From the material below, copy out each line with the word "icon" in it.
** Opening Extracted data block **
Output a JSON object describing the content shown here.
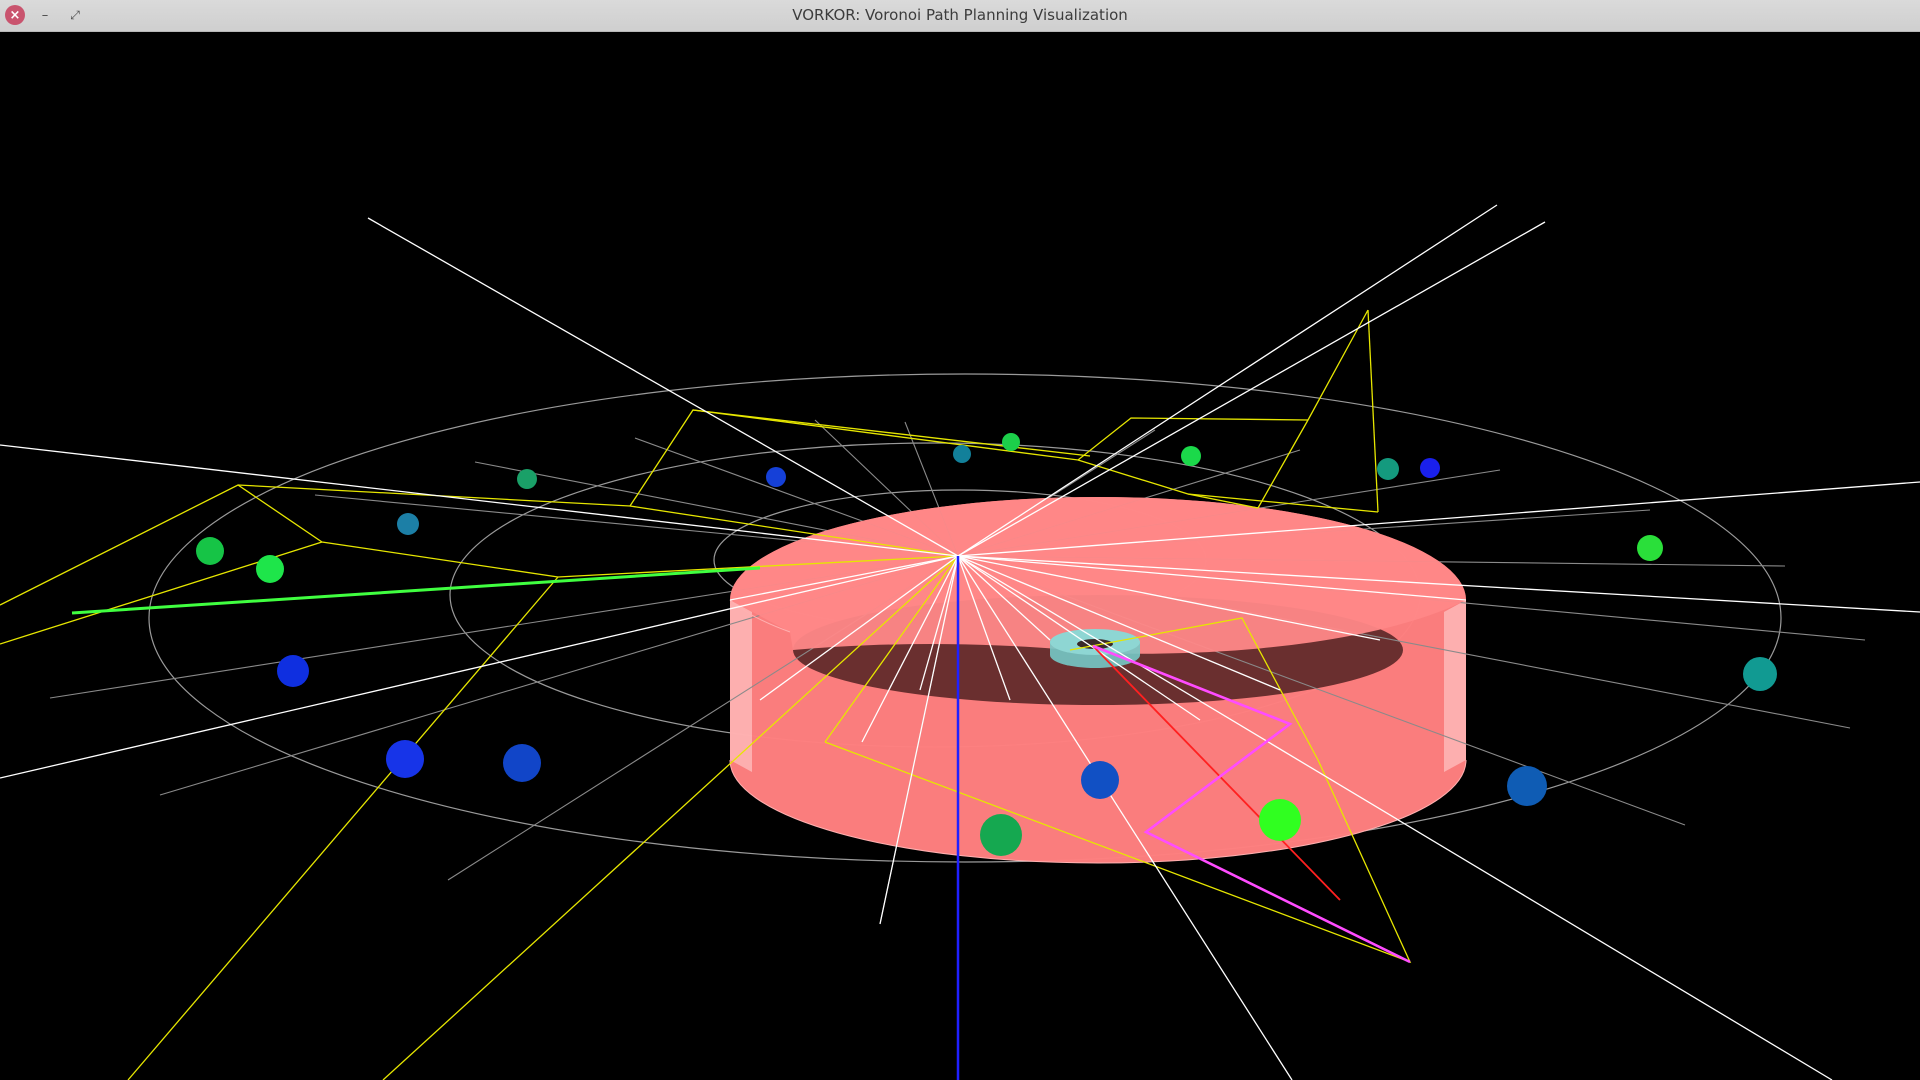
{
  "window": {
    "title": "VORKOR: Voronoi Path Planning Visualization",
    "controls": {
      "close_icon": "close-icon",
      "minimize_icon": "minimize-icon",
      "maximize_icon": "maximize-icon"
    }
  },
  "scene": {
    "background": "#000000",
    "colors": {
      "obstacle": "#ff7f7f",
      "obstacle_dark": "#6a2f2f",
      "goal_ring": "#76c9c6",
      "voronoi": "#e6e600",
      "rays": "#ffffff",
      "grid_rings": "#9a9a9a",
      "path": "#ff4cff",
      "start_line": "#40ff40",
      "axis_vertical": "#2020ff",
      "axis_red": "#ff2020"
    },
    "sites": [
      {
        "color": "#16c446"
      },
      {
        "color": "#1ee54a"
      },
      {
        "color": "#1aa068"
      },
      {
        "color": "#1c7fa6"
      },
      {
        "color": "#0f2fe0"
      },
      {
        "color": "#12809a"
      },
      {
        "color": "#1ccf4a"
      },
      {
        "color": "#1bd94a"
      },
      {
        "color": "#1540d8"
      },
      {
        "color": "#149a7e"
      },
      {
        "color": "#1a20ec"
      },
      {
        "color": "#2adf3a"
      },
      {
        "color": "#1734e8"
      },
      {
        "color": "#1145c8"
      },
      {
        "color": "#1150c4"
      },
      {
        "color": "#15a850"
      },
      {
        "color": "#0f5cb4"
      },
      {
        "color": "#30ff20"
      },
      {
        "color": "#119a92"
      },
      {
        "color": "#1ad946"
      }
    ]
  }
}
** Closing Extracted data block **
▸ **Expected output**
      "close_icon": "close-icon",
      "minimize_icon": "minimize-icon",
      "maximize_icon": "maximize-icon"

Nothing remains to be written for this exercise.